Task statement: Your response must be made up of each line in the data below that contains the string "photo".

Task inputs:
++++++++
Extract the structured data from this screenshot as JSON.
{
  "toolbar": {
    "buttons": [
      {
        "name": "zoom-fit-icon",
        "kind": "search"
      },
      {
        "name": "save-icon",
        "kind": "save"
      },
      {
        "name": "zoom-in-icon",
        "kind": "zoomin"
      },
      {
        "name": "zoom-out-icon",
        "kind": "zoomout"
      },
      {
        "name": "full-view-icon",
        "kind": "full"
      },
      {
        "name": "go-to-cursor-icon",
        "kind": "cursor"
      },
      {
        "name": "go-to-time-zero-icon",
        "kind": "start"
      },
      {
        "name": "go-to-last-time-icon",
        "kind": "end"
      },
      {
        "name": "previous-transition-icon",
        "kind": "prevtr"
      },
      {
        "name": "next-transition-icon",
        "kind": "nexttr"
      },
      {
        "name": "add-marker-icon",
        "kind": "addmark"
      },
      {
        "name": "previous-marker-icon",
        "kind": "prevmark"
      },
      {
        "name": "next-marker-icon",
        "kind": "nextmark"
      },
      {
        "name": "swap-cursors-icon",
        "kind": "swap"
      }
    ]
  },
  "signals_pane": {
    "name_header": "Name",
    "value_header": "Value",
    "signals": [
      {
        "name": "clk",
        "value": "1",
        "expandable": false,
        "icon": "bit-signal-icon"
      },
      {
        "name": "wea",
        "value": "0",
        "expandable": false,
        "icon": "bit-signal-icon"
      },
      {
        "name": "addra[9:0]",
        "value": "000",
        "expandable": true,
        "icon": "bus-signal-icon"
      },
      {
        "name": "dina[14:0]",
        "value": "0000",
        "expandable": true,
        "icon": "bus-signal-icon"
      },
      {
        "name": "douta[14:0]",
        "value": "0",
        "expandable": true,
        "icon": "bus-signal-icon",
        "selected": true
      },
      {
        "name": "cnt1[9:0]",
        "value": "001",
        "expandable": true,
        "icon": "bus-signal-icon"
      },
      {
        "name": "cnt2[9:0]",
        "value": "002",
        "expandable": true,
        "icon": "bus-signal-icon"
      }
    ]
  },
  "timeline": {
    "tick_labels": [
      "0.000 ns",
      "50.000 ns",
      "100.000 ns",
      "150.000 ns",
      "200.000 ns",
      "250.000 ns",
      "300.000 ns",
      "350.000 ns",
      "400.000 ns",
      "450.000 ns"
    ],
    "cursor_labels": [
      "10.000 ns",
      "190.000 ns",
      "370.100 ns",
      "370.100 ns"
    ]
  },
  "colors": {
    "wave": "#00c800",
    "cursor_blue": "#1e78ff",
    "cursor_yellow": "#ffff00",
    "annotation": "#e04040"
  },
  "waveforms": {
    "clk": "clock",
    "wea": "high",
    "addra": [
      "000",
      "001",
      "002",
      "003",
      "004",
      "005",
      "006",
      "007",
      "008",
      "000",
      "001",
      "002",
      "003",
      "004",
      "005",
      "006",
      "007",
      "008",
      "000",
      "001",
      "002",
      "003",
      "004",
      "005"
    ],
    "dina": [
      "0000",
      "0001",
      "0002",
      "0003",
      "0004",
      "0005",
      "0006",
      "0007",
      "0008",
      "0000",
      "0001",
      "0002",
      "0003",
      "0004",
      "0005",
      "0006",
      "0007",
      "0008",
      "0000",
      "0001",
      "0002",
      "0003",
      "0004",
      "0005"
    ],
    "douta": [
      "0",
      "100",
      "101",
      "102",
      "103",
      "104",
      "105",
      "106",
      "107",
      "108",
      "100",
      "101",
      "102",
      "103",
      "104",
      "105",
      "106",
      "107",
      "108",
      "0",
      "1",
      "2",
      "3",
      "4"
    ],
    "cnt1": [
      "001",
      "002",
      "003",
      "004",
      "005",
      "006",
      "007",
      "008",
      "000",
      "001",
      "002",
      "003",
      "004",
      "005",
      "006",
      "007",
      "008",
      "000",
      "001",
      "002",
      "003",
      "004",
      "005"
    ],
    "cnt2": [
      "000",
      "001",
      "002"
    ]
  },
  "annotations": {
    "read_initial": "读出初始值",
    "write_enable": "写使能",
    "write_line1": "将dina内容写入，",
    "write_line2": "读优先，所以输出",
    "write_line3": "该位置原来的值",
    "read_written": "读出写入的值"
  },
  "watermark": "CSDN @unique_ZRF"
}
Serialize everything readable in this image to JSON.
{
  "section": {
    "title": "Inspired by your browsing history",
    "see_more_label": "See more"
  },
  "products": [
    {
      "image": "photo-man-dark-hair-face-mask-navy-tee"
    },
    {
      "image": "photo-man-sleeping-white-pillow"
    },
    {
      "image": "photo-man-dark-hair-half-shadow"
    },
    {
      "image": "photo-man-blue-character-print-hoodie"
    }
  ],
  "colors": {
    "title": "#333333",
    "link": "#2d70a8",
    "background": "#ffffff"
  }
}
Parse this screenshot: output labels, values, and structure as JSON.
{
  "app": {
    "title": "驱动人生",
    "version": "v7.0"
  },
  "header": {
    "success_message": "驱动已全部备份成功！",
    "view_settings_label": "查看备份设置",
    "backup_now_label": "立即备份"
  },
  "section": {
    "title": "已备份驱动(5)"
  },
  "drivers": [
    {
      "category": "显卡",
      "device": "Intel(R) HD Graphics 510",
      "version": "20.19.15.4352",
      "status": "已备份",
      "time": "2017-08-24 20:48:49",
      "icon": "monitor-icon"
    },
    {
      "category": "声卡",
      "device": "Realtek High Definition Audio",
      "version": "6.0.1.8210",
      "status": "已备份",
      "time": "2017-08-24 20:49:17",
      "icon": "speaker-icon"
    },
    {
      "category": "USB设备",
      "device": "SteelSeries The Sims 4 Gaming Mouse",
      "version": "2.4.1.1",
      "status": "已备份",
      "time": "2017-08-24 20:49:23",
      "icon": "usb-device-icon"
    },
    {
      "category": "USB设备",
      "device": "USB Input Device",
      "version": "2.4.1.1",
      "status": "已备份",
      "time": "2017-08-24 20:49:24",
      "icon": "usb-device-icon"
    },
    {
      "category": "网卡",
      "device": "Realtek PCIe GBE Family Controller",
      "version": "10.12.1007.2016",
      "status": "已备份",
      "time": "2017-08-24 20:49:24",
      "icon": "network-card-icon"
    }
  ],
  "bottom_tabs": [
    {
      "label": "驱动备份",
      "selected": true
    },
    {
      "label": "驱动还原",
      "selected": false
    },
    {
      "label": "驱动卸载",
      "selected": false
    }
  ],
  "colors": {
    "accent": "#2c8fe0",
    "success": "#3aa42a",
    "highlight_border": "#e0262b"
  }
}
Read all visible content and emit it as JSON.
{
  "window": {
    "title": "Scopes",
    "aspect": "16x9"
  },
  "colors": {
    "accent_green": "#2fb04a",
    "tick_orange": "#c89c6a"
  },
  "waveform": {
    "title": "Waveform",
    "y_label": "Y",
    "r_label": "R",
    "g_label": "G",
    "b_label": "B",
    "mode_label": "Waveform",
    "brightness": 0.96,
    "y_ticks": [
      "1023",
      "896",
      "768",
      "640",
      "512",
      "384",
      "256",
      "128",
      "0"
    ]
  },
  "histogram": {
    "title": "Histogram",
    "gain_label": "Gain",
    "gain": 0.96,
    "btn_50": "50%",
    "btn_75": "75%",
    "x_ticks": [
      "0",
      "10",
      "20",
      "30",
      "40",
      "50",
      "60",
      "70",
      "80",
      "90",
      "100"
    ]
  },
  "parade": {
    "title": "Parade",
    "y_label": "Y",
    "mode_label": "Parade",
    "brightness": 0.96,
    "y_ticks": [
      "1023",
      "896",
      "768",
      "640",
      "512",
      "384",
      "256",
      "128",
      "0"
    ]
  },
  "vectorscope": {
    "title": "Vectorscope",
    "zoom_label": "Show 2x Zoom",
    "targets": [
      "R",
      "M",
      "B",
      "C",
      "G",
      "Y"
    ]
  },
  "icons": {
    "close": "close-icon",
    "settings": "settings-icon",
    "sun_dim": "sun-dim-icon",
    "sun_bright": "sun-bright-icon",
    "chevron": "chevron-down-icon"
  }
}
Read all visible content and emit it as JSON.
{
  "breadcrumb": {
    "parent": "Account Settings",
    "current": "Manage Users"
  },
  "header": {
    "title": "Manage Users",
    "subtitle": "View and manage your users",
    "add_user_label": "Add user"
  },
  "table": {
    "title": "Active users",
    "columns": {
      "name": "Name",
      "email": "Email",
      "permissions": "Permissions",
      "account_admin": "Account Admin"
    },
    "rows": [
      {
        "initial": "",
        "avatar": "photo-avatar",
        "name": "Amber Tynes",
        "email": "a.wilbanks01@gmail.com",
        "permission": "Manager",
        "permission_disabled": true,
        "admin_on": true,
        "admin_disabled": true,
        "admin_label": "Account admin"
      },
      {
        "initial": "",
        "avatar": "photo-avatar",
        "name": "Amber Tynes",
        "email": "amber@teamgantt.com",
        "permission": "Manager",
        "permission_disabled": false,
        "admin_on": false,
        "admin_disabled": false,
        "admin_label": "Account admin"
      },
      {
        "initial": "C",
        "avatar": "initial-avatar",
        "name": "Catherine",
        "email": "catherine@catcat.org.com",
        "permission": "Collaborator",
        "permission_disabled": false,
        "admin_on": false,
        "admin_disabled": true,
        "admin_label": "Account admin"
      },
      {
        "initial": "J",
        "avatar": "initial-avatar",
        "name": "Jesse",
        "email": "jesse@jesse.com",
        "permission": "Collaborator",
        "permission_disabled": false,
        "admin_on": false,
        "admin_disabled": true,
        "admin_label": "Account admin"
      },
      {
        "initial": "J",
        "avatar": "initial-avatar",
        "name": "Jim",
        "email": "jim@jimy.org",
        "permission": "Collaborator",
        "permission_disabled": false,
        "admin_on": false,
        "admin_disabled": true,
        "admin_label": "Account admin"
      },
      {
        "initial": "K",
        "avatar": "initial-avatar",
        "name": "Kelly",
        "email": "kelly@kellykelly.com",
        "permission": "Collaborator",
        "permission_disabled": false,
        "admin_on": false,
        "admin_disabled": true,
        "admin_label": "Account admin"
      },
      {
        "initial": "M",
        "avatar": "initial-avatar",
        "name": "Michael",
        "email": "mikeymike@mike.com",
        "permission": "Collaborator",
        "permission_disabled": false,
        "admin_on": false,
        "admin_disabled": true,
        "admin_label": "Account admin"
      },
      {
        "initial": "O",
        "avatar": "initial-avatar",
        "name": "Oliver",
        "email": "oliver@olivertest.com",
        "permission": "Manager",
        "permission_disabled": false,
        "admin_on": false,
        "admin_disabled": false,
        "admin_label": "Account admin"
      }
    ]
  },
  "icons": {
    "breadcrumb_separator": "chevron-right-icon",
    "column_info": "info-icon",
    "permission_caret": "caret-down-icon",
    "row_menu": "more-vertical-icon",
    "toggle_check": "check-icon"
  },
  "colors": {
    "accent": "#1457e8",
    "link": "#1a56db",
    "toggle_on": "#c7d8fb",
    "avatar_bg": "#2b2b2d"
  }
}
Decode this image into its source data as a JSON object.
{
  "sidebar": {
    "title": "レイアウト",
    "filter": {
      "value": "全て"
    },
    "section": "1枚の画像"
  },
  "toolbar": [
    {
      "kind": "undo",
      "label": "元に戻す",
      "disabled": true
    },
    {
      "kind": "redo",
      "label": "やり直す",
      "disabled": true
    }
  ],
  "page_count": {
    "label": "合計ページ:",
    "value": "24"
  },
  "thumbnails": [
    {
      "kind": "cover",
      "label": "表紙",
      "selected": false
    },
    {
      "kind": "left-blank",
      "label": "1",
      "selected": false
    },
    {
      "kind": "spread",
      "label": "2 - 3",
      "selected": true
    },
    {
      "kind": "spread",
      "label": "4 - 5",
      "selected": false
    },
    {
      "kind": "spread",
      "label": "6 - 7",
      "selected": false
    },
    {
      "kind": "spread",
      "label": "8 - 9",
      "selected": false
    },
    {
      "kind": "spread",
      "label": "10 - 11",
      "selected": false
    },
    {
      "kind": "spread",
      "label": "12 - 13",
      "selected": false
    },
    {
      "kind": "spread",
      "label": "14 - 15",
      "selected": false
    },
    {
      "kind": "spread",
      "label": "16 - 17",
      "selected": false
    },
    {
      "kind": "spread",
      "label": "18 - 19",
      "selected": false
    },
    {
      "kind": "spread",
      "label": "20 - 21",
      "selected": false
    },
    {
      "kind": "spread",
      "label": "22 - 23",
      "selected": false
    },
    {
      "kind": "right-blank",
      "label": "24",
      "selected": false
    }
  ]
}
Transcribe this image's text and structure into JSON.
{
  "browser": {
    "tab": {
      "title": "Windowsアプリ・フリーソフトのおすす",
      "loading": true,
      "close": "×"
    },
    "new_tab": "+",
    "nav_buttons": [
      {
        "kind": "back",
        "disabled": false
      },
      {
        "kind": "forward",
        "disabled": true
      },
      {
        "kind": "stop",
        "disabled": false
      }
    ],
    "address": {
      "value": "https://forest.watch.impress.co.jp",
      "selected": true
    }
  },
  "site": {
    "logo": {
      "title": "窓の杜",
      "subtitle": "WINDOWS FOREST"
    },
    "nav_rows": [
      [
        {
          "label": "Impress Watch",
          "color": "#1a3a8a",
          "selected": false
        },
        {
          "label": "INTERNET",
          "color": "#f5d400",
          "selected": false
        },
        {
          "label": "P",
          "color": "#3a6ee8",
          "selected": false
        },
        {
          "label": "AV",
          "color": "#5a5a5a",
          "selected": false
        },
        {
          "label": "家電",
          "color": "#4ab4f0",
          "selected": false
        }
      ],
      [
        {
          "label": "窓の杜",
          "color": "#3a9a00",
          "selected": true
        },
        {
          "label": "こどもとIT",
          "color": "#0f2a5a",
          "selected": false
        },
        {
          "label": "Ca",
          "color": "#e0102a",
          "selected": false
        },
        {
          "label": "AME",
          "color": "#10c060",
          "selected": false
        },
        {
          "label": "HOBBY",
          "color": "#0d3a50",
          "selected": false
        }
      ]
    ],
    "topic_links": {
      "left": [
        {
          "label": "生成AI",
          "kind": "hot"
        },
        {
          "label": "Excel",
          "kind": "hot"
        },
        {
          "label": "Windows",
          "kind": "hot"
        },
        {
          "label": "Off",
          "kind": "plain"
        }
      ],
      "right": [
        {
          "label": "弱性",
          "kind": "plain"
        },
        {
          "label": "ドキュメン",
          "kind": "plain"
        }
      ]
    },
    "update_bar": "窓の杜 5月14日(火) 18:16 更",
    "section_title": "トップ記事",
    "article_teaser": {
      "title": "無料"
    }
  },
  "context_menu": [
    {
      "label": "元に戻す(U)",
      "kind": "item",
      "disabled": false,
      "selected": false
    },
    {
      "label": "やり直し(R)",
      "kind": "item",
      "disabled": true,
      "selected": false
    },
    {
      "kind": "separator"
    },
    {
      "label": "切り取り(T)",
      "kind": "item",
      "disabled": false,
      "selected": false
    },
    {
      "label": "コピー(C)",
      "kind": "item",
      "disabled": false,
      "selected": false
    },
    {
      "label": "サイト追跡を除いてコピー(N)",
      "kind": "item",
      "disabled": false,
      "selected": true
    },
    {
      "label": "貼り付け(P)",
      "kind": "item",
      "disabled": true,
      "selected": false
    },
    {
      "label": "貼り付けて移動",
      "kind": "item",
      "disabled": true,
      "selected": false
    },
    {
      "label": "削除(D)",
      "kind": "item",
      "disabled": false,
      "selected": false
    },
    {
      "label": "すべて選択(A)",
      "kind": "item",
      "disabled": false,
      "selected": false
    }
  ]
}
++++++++
The completed task:
      "image": "photo-man-dark-hair-face-mask-navy-tee"
      "image": "photo-man-sleeping-white-pillow"
      "image": "photo-man-dark-hair-half-shadow"
      "image": "photo-man-blue-character-print-hoodie"
        "avatar": "photo-avatar",
        "avatar": "photo-avatar",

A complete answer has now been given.